Who doesn’t love a good mystery? Some call it research, but I prefer to think of it as a cold-case investigation, at least on my part. I’m talking about all that goes into crafting a new historical program.
A year ago, Ellen Munds, executive director of Storytelling Arts of Indiana, contacted me about going to war. She wondered if I’d be interested in developing a program set in World War 1, about some Hoosiers who participated in some capacity in the Great War, the war to end all wars. SAI and the Indiana Historical Society would co-sponsor the commission.
I told her I would love to do it.
She gave me five names from which to choose, or I could include all of them. I know of storytellers who can tell five or six stories in a half hour. I can’t tell five or six jokes that quickly, so I knew I’d have to cut the list.
One stipulation was that a portion of the research was to be conducted at the Indiana History Center’s William H. Smith Memorial Library. Not a problem. For all of my historical programs, that was always the starting point.
The prospective list included three soldiers, one nurse, and one pro-active mother. After looking through the folders of the five candidates, I finally shortened it to three, settling on Col. Robert H. Tyndall, a well-seasoned warrior who later was elected mayor of Indianapolis; Ruth Wright Coppedge, a licensed RN and Red Cross volunteer who joined a cadre of medical professionals to staff a base hospital; and Alice Moore French, the mother who wanted to make sure those serving in the armed forces were well-fed.

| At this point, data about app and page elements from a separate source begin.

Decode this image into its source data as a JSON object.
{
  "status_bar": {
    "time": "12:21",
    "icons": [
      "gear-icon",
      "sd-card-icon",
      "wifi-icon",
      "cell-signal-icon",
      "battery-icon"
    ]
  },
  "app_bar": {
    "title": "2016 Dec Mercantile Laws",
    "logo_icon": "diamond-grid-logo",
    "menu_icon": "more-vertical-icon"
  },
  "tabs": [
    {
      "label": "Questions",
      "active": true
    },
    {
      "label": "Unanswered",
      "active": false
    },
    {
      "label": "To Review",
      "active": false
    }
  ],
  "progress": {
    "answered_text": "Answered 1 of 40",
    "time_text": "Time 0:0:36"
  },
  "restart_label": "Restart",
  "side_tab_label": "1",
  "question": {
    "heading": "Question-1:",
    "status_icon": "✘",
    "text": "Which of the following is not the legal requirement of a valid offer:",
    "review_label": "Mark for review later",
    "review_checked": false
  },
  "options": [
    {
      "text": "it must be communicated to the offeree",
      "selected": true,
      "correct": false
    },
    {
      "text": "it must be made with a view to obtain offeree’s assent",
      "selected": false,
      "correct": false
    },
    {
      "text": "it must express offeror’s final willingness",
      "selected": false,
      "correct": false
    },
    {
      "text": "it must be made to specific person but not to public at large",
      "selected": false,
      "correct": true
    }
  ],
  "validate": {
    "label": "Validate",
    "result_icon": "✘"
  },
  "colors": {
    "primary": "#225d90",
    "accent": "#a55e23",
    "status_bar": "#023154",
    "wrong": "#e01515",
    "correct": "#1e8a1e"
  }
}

The Smith library offers patrons the opportunity to hold in their clean, lotion-free hands primary sources—letters, diaries, journals, and notes—for close examination. When I was working on my Civil War program, I held a letter written by Gov. Oliver Morton to President Abraham Lincoln. Seeing that there was writing on the back, I flipped it over. President Lincoln had responded with a note! That was a thrilling moment.
Sometimes there’s a problem with original documents, however. Take Col. Tyndall’s correspondence, for example. His folders are full of letters, primarily to his wife, Dean. Unfortunately, his script was small, he had a habit of dividing longer words, and the ink had faded as the paper had yellowed over the century. Most of the letters were illegible. Those to his children, however, were fairly clear, the writing slightly larger. Using them to see how he formed certain letters, I was able to decipher a few more passages in the letters to Dean.
Ruth Wright didn’t keep a war diary. When she was in her 80s, she granted an interview to the Rochester Sentinel, her hometown newspaper. It was brief and sketchy, but it gave some insight into her life as a war nurse. Among her materials at Smith library was a book, A History of Base Hospital #32. I found the text for the book online, also. She is listed in it throughout, so I was able to track her assignments and transfers. How I wished I had some more personal insights of her, though. Writers and storytellers love salient details. That’s what makes a story pop alive.
Serendipity is a wonderful thing! Once I’d selected and photocopied documents I needed from the Smith library, I went searching online. What was the life of a WW1 Red Cross nurse like at a base hospital?
I stumbled across the diary of Maude Essig, director of nurses at Elkhart General Hospital. Essig and Wright had grown up within 60 miles of one another. Further, her experience matched Wright’s. They were billeted in the same places, had the same duties, and knew the same people. Essig went into much more detail, however. They would have known one another well. Ruth began to breathe, to have a pulse. She came alive to me!
Alice Moore French was easy. She wrote lots of letters, ones I could actually read, and she wrote a complete history of the Indiana War Mothers, the organization she founded at the request of Herbert Hoover. And someone had transcribed it!
A storyteller always gathers much more material than she’ll use. In preparing Over There and Back Again, I certainly did that. I studied the constructing of the trenches. (Did you know there were three different ways to go about it?) I learned more than I ever wanted to know about the gases used in the shells. I watched old newsreels. And, with the help of Google Street View, I toured Contrexeville, where Base Hospital #32 was located, and I hiked the Vosges Mountains. The cutting is painful, though. I had to amputate one episode from French’s story that I really wanted to include. Ouch!
The United States entered the war 100 years ago, but this is not a program about the war. Rather, Over There and Back Again shows the effect of the war on three patriotic Hoosiers.
And their effect on the war.